> Brief
In the records that follow, show each line where the word "Program" is present.

> Records for the exercise
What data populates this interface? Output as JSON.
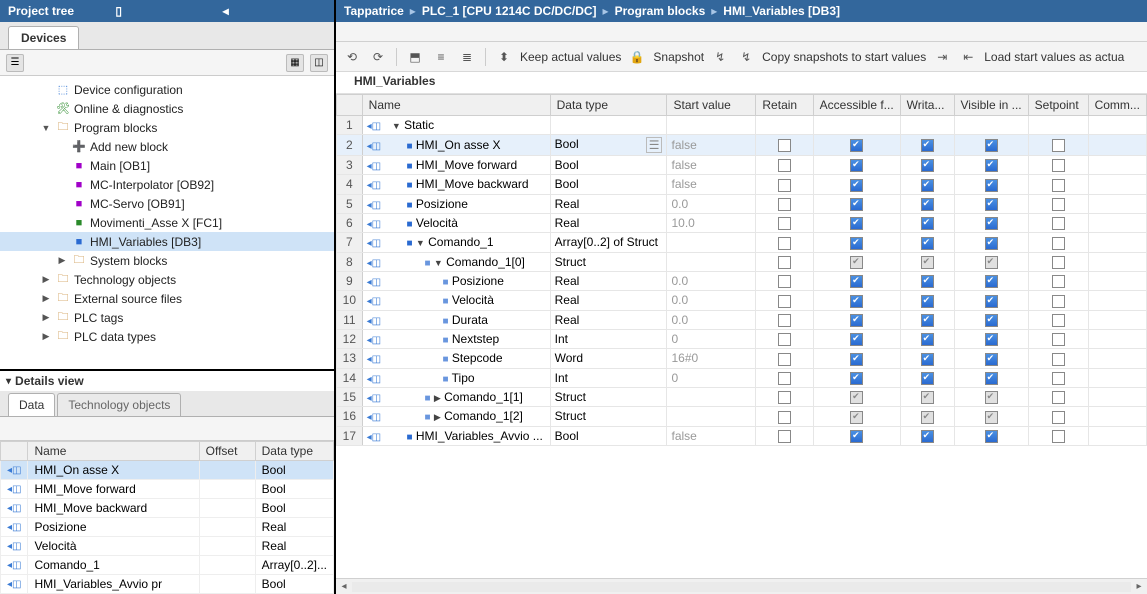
{
  "left": {
    "project_tree_title": "Project tree",
    "devices_tab": "Devices",
    "tree": [
      {
        "indent": 2,
        "icon": "⬚",
        "label": "Device configuration",
        "color": "#3a7bd5"
      },
      {
        "indent": 2,
        "icon": "🛠",
        "label": "Online & diagnostics",
        "color": "#2a8a2a"
      },
      {
        "indent": 2,
        "icon": "🗀",
        "label": "Program blocks",
        "expander": "▼",
        "color": "#b86b00"
      },
      {
        "indent": 3,
        "icon": "➕",
        "label": "Add new block",
        "color": "#a000c8"
      },
      {
        "indent": 3,
        "icon": "■",
        "label": "Main [OB1]",
        "color": "#a000c8"
      },
      {
        "indent": 3,
        "icon": "■",
        "label": "MC-Interpolator [OB92]",
        "color": "#a000c8"
      },
      {
        "indent": 3,
        "icon": "■",
        "label": "MC-Servo [OB91]",
        "color": "#a000c8"
      },
      {
        "indent": 3,
        "icon": "■",
        "label": "Movimenti_Asse X [FC1]",
        "color": "#2a8a2a"
      },
      {
        "indent": 3,
        "icon": "■",
        "label": "HMI_Variables [DB3]",
        "selected": true,
        "color": "#2a6ad1"
      },
      {
        "indent": 3,
        "icon": "🗀",
        "label": "System blocks",
        "expander": "▶",
        "color": "#b86b00"
      },
      {
        "indent": 2,
        "icon": "🗀",
        "label": "Technology objects",
        "expander": "▶",
        "color": "#b86b00"
      },
      {
        "indent": 2,
        "icon": "🗀",
        "label": "External source files",
        "expander": "▶",
        "color": "#b86b00"
      },
      {
        "indent": 2,
        "icon": "🗀",
        "label": "PLC tags",
        "expander": "▶",
        "color": "#b86b00"
      },
      {
        "indent": 2,
        "icon": "🗀",
        "label": "PLC data types",
        "expander": "▶",
        "color": "#b86b00"
      }
    ],
    "details_title": "Details view",
    "details_tabs": {
      "data": "Data",
      "tech": "Technology objects"
    },
    "details_headers": {
      "name": "Name",
      "offset": "Offset",
      "datatype": "Data type"
    },
    "details_rows": [
      {
        "name": "HMI_On asse X",
        "type": "Bool",
        "sel": true
      },
      {
        "name": "HMI_Move forward",
        "type": "Bool"
      },
      {
        "name": "HMI_Move backward",
        "type": "Bool"
      },
      {
        "name": "Posizione",
        "type": "Real"
      },
      {
        "name": "Velocità",
        "type": "Real"
      },
      {
        "name": "Comando_1",
        "type": "Array[0..2]..."
      },
      {
        "name": "HMI_Variables_Avvio pr",
        "type": "Bool",
        "cut": true
      }
    ]
  },
  "right": {
    "crumbs": [
      "Tappatrice",
      "PLC_1 [CPU 1214C DC/DC/DC]",
      "Program blocks",
      "HMI_Variables [DB3]"
    ],
    "toolbar": {
      "keep": "Keep actual values",
      "snapshot": "Snapshot",
      "copy": "Copy snapshots to start values",
      "load": "Load start values as actua"
    },
    "db_title": "HMI_Variables",
    "columns": [
      "",
      "Name",
      "Data type",
      "Start value",
      "Retain",
      "Accessible f...",
      "Writa...",
      "Visible in ...",
      "Setpoint",
      "Comm..."
    ],
    "rows": [
      {
        "n": 1,
        "pin": true,
        "dot": false,
        "exp": "▼",
        "indent": 0,
        "name": "Static",
        "type": "",
        "val": "",
        "checks": [
          "",
          "",
          "",
          "",
          ""
        ]
      },
      {
        "n": 2,
        "pin": true,
        "dot": true,
        "exp": "",
        "indent": 1,
        "name": "HMI_On asse X",
        "type": "Bool",
        "val": "false",
        "sel": true,
        "checks": [
          "off",
          "on",
          "on",
          "on",
          "off"
        ],
        "hasTypeBtn": true
      },
      {
        "n": 3,
        "pin": true,
        "dot": true,
        "exp": "",
        "indent": 1,
        "name": "HMI_Move forward",
        "type": "Bool",
        "val": "false",
        "checks": [
          "off",
          "on",
          "on",
          "on",
          "off"
        ]
      },
      {
        "n": 4,
        "pin": true,
        "dot": true,
        "exp": "",
        "indent": 1,
        "name": "HMI_Move backward",
        "type": "Bool",
        "val": "false",
        "checks": [
          "off",
          "on",
          "on",
          "on",
          "off"
        ]
      },
      {
        "n": 5,
        "pin": true,
        "dot": true,
        "exp": "",
        "indent": 1,
        "name": "Posizione",
        "type": "Real",
        "val": "0.0",
        "checks": [
          "off",
          "on",
          "on",
          "on",
          "off"
        ]
      },
      {
        "n": 6,
        "pin": true,
        "dot": true,
        "exp": "",
        "indent": 1,
        "name": "Velocità",
        "type": "Real",
        "val": "10.0",
        "checks": [
          "off",
          "on",
          "on",
          "on",
          "off"
        ]
      },
      {
        "n": 7,
        "pin": true,
        "dot": true,
        "exp": "▼",
        "indent": 1,
        "name": "Comando_1",
        "type": "Array[0..2] of Struct",
        "val": "",
        "checks": [
          "off",
          "on",
          "on",
          "on",
          "off"
        ]
      },
      {
        "n": 8,
        "pin": true,
        "dot": false,
        "exp": "▼",
        "indent": 2,
        "name": "Comando_1[0]",
        "type": "Struct",
        "val": "",
        "checks": [
          "off",
          "gon",
          "gon",
          "gon",
          "off"
        ],
        "dot2": true
      },
      {
        "n": 9,
        "pin": true,
        "dot": false,
        "exp": "",
        "indent": 3,
        "name": "Posizione",
        "type": "Real",
        "val": "0.0",
        "checks": [
          "off",
          "on",
          "on",
          "on",
          "off"
        ],
        "dot2": true
      },
      {
        "n": 10,
        "pin": true,
        "dot": false,
        "exp": "",
        "indent": 3,
        "name": "Velocità",
        "type": "Real",
        "val": "0.0",
        "checks": [
          "off",
          "on",
          "on",
          "on",
          "off"
        ],
        "dot2": true
      },
      {
        "n": 11,
        "pin": true,
        "dot": false,
        "exp": "",
        "indent": 3,
        "name": "Durata",
        "type": "Real",
        "val": "0.0",
        "checks": [
          "off",
          "on",
          "on",
          "on",
          "off"
        ],
        "dot2": true
      },
      {
        "n": 12,
        "pin": true,
        "dot": false,
        "exp": "",
        "indent": 3,
        "name": "Nextstep",
        "type": "Int",
        "val": "0",
        "checks": [
          "off",
          "on",
          "on",
          "on",
          "off"
        ],
        "dot2": true
      },
      {
        "n": 13,
        "pin": true,
        "dot": false,
        "exp": "",
        "indent": 3,
        "name": "Stepcode",
        "type": "Word",
        "val": "16#0",
        "checks": [
          "off",
          "on",
          "on",
          "on",
          "off"
        ],
        "dot2": true
      },
      {
        "n": 14,
        "pin": true,
        "dot": false,
        "exp": "",
        "indent": 3,
        "name": "Tipo",
        "type": "Int",
        "val": "0",
        "checks": [
          "off",
          "on",
          "on",
          "on",
          "off"
        ],
        "dot2": true
      },
      {
        "n": 15,
        "pin": true,
        "dot": false,
        "exp": "▶",
        "indent": 2,
        "name": "Comando_1[1]",
        "type": "Struct",
        "val": "",
        "checks": [
          "off",
          "gon",
          "gon",
          "gon",
          "off"
        ],
        "dot2": true
      },
      {
        "n": 16,
        "pin": true,
        "dot": false,
        "exp": "▶",
        "indent": 2,
        "name": "Comando_1[2]",
        "type": "Struct",
        "val": "",
        "checks": [
          "off",
          "gon",
          "gon",
          "gon",
          "off"
        ],
        "dot2": true
      },
      {
        "n": 17,
        "pin": true,
        "dot": true,
        "exp": "",
        "indent": 1,
        "name": "HMI_Variables_Avvio ...",
        "type": "Bool",
        "val": "false",
        "checks": [
          "off",
          "on",
          "on",
          "on",
          "off"
        ]
      }
    ]
  }
}
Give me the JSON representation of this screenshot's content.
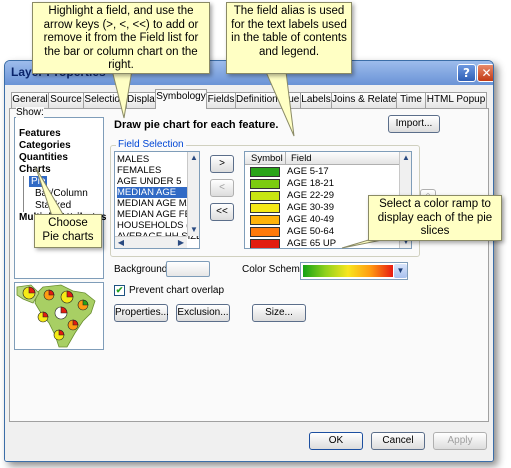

> Result of the task
        "label": "Program blocks",
      "Program blocks",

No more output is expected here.